The 110 Horsepower Best Steamer

English #16 & 17

 

           Most noticeable on the Best is the upright boiler design. The boiler provides the power for the tractor by heating water over a fire to the point where it becomes steam. The Best engines were designed to provide easy to access the firebox. The upright configuration also enabled very rapid steaming, which is another term for the production of steam, and with the water-filled boiler directly over the firebox, eliminated the very real threat of a catastrophic boiler explosion.  Most other steam traction engine manufacturers, like the tractor on display in this museum built by the Russell Company, employed a horizontal or locomotive style boiler. With a horizontal boiler, traveling down hill would cause the water to rush forward leaving the metal plate between the water and fire, also called the crown sheet, exposed to the direct heat from the firebox. If the engineer  wasn’t attentive to the situation when the engine again returned to level ground, the water would flow back over the overheated metal causing an explosion of immense proportions.

 

           Daniel Best  built his engines with quality materials designed to withstand the hard work and long hours demanded by California farmers.  Instead of using the boiler as part of the framework for the tractor, he used a structural steel frame to carry the boiler, engine and water supply tank.  The three-wheeled design enabled Best to perfectly balance the heavy boiler with the huge rear drive wheels to obtain remarkable traction.  With the horizontal water tank positioned to the front of the tractor and the addition of power steering provided by a small steam engine or motor, the Best  with its single front wheel was responsive and maneuverable in varied conditions.

 

            The size of a steam tractor is measured by the amount of horsepower it generates. Daniel Best produced a number of different-sized engines with the largest being 110 horsepower. He has the distinction of being the first to produce that sized tractor. To provide more power and be more efficient, Best  used 200 pounds per square inch  boiler steam pressure on his tractors compared to other manufacturers using only 150 pounds per square inch.  For comparison, as little as 50 pounds steam pressure per square inch has the explosive power of black powder.

 

          By 1900 Daniel Best was producing a steam traction engine that unsurpassed was by other manufacturers. Even at the end of the steam era, some twenty years later, the Best engine still held that honor. While the reign of the steam-powered behemoths was short lived, it led the way to more mechanized agriculture 

 

   Daniel Best developed mechanical improvements that enhanced functions and decreased operating costs of steam powered tractors.

 

           Many of the improvements associated with steam tractor engines refer to the power harnessing motor on a tractor. A steam engine consists of the cylinders, pistons, connecting rods, a crankshaft, and a steam admission valve. Best used a piston-type or spool steam admission valve, which is dependable and experienced less wear than the standard flat or “D” valves that were commonly used.

 

           Best adopted the steam admission valve as a standard feature in steam engines. The steam pressure was balanced so the transmission could easily switch motion from forward to backward, based on the orientation of the valve.

 

           The upright boiler design of the Best steam engine partially super-heated the steam for more efficient operation and was capable of using different types of fuels such as wood, straw, coal and oil, with oil being the preferred fuel.

 

Excerpt from 1906 catalog:
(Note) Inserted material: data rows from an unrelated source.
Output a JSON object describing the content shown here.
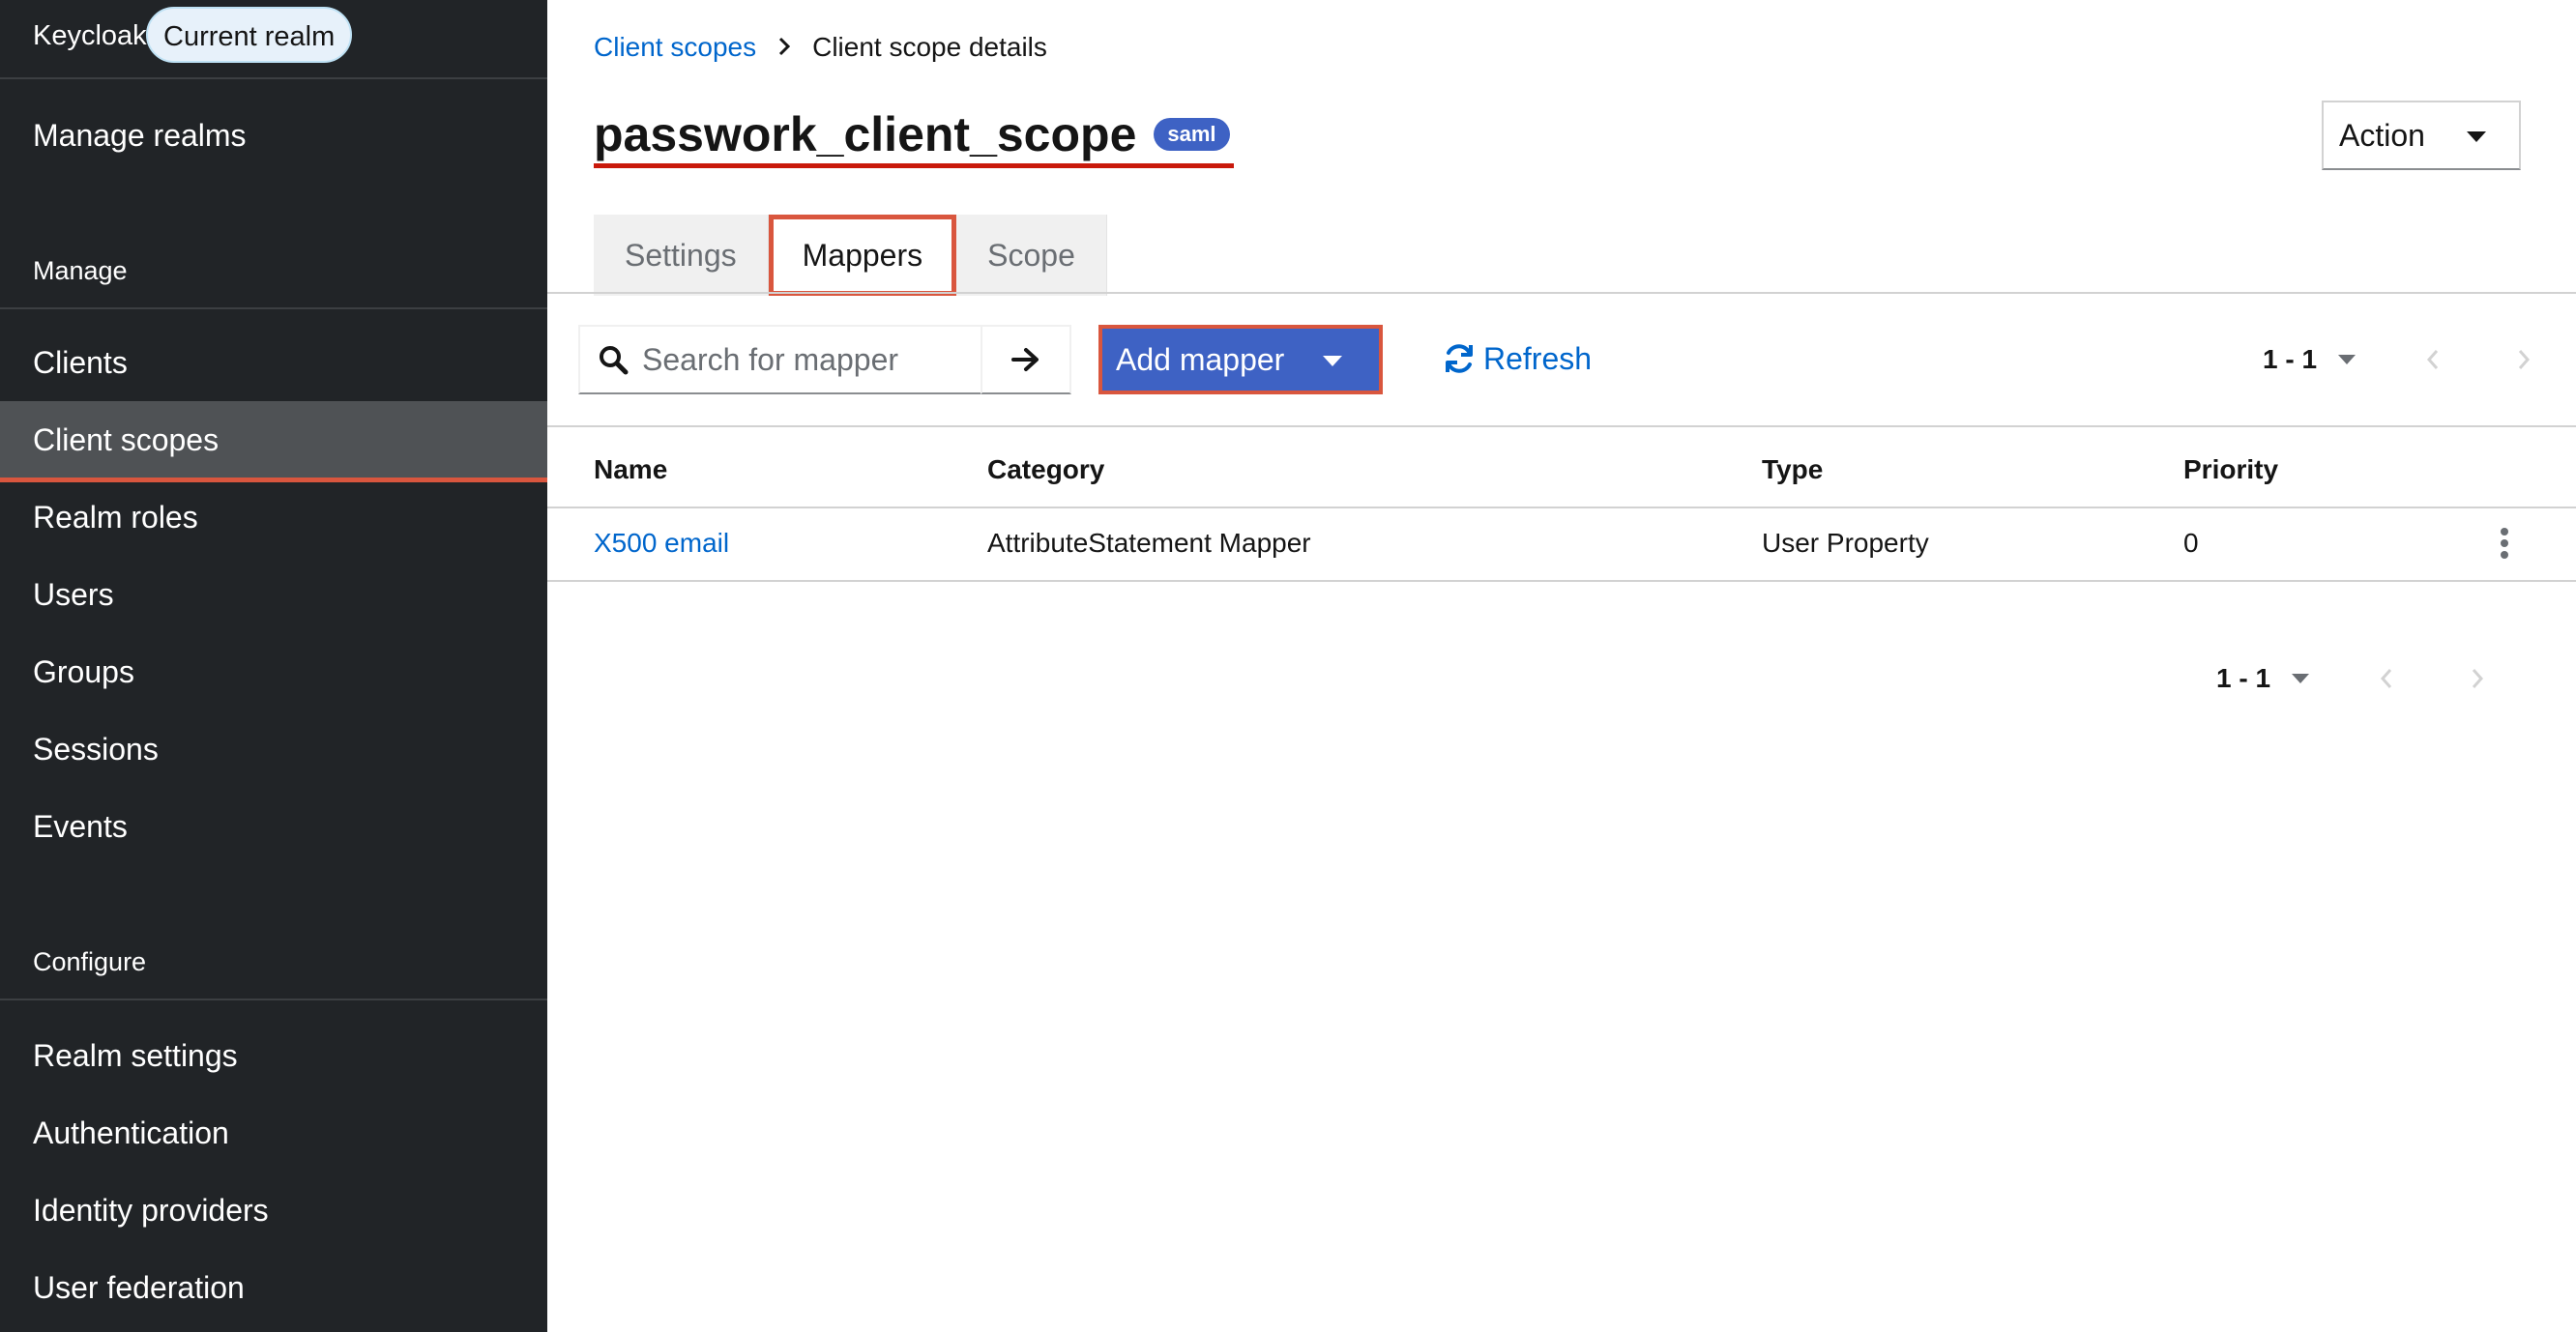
{
  "sidebar": {
    "brand": "Keycloak",
    "realm_pill": "Current realm",
    "manage_realms": "Manage realms",
    "manage_section": "Manage",
    "manage_items": [
      {
        "label": "Clients"
      },
      {
        "label": "Client scopes",
        "active": true
      },
      {
        "label": "Realm roles"
      },
      {
        "label": "Users"
      },
      {
        "label": "Groups"
      },
      {
        "label": "Sessions"
      },
      {
        "label": "Events"
      }
    ],
    "configure_section": "Configure",
    "configure_items": [
      {
        "label": "Realm settings"
      },
      {
        "label": "Authentication"
      },
      {
        "label": "Identity providers"
      },
      {
        "label": "User federation"
      }
    ]
  },
  "breadcrumb": {
    "parent": "Client scopes",
    "current": "Client scope details"
  },
  "header": {
    "title": "passwork_client_scope",
    "protocol_badge": "saml",
    "action_label": "Action"
  },
  "tabs": [
    {
      "label": "Settings"
    },
    {
      "label": "Mappers",
      "active": true
    },
    {
      "label": "Scope"
    }
  ],
  "toolbar": {
    "search_placeholder": "Search for mapper",
    "add_mapper_label": "Add mapper",
    "refresh_label": "Refresh",
    "pagination_range": "1 - 1"
  },
  "table": {
    "columns": [
      "Name",
      "Category",
      "Type",
      "Priority"
    ],
    "rows": [
      {
        "name": "X500 email",
        "category": "AttributeStatement Mapper",
        "type": "User Property",
        "priority": "0"
      }
    ]
  },
  "footer_pagination": {
    "range": "1 - 1"
  },
  "colors": {
    "sidebar_bg": "#212427",
    "sidebar_active": "#4f5255",
    "primary": "#3e62c4",
    "link": "#0066cc",
    "highlight": "#d9563e"
  }
}
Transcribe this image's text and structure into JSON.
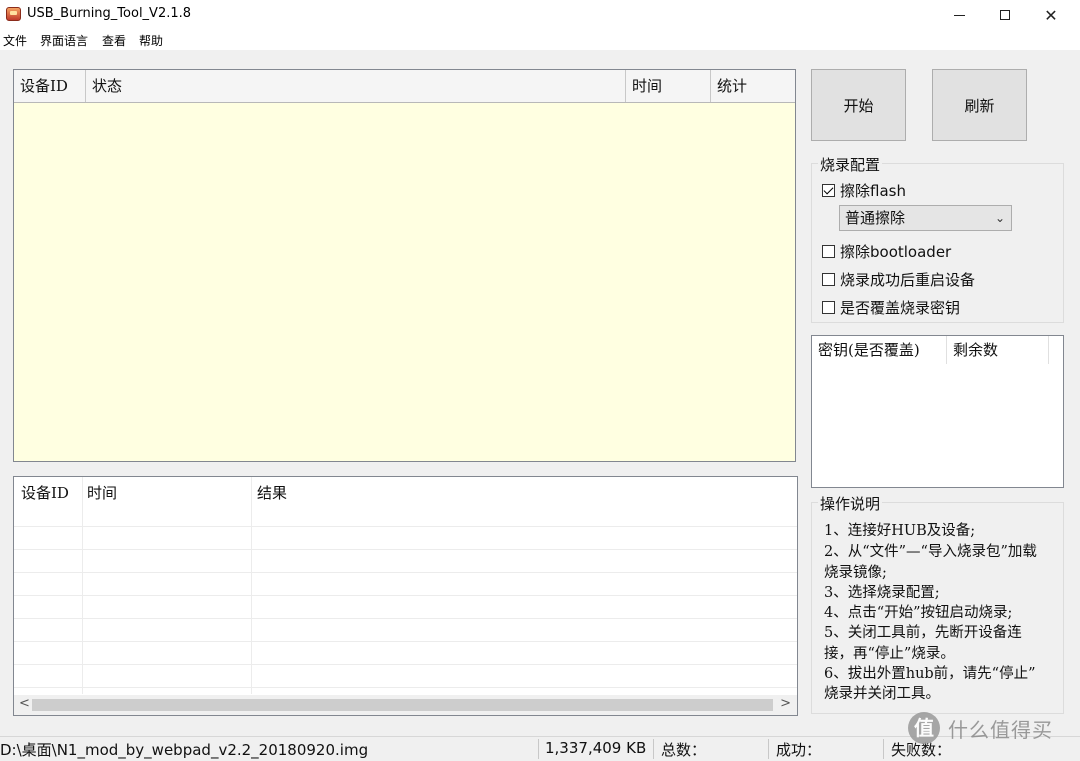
{
  "window": {
    "title": "USB_Burning_Tool_V2.1.8",
    "minimize": "",
    "maximize": "",
    "close": "✕"
  },
  "menu": [
    "文件",
    "界面语言",
    "查看",
    "帮助"
  ],
  "device_table": {
    "columns": [
      "设备ID",
      "状态",
      "时间",
      "统计"
    ],
    "background": "#ffffe1"
  },
  "result_table": {
    "columns": [
      "设备ID",
      "时间",
      "结果"
    ],
    "scroll_left": "<",
    "scroll_right": ">"
  },
  "buttons": {
    "start": "开始",
    "refresh": "刷新"
  },
  "burn_config": {
    "title": "烧录配置",
    "erase_flash": {
      "label": "擦除flash",
      "checked": true
    },
    "erase_mode": "普通擦除",
    "erase_bootloader": {
      "label": "擦除bootloader",
      "checked": false
    },
    "reboot_after": {
      "label": "烧录成功后重启设备",
      "checked": false
    },
    "overwrite_key": {
      "label": "是否覆盖烧录密钥",
      "checked": false
    }
  },
  "key_list": {
    "columns": [
      "密钥(是否覆盖)",
      "剩余数"
    ]
  },
  "instructions": {
    "title": "操作说明",
    "lines": [
      "1、连接好HUB及设备;",
      "2、从“文件”—“导入烧录包”加载",
      "烧录镜像;",
      "3、选择烧录配置;",
      "4、点击“开始”按钮启动烧录;",
      "5、关闭工具前，先断开设备连",
      "接，再“停止”烧录。",
      "6、拔出外置hub前，请先“停止”",
      "烧录并关闭工具。"
    ]
  },
  "status_bar": {
    "path": "D:\\桌面\\N1_mod_by_webpad_v2.2_20180920.img",
    "size": "1,337,409 KB",
    "total": "总数：",
    "success": "成功：",
    "failed": "失败数："
  },
  "watermark": {
    "icon": "值",
    "text": "什么值得买"
  }
}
           Best steam traction engines work equally well over mountain roads, with heavy grades, as on the level, and have been in constant use in the Pacific Coast for logging, hauling lumber and ores, and steam freighting generally. Also for plowing, harrowing and pulling combined harvesters.

 

           Until the 1890s agriculture relied on muscle and sweat to provide power to prepare the soil and  plant and harvest the crops. Whether man or animal provided the power, all were limited by the strength and endurance of living flesh.

 

            Daniel Best recognized the limitations and costs of man power and animal power to California farmers. Having used stationary steam power in his factory he sought a way to make that power portable. Careful consideration was given to the choices and refinements found on the Daniel Best steam traction engine.